───── EXERCISE DATA
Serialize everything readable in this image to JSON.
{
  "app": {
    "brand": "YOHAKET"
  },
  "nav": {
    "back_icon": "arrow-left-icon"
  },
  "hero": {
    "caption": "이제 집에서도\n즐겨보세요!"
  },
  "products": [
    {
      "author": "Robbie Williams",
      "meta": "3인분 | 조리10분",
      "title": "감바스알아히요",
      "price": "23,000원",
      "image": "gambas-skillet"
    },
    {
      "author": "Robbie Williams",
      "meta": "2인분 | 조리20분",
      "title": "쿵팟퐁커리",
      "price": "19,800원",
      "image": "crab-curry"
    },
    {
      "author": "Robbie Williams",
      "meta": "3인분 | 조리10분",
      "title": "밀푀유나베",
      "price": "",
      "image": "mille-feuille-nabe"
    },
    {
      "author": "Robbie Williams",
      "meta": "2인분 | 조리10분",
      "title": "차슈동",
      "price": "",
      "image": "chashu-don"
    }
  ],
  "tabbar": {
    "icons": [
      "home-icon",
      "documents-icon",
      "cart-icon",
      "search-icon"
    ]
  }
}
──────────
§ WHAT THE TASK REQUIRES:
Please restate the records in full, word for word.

§ SOLUTION:
Serialize everything readable in this image to JSON.
{
  "app": {
    "brand": "YOHAKET"
  },
  "nav": {
    "back_icon": "arrow-left-icon"
  },
  "hero": {
    "caption": "이제 집에서도\n즐겨보세요!"
  },
  "products": [
    {
      "author": "Robbie Williams",
      "meta": "3인분 | 조리10분",
      "title": "감바스알아히요",
      "price": "23,000원",
      "image": "gambas-skillet"
    },
    {
      "author": "Robbie Williams",
      "meta": "2인분 | 조리20분",
      "title": "쿵팟퐁커리",
      "price": "19,800원",
      "image": "crab-curry"
    },
    {
      "author": "Robbie Williams",
      "meta": "3인분 | 조리10분",
      "title": "밀푀유나베",
      "price": "",
      "image": "mille-feuille-nabe"
    },
    {
      "author": "Robbie Williams",
      "meta": "2인분 | 조리10분",
      "title": "차슈동",
      "price": "",
      "image": "chashu-don"
    }
  ],
  "tabbar": {
    "icons": [
      "home-icon",
      "documents-icon",
      "cart-icon",
      "search-icon"
    ]
  }
}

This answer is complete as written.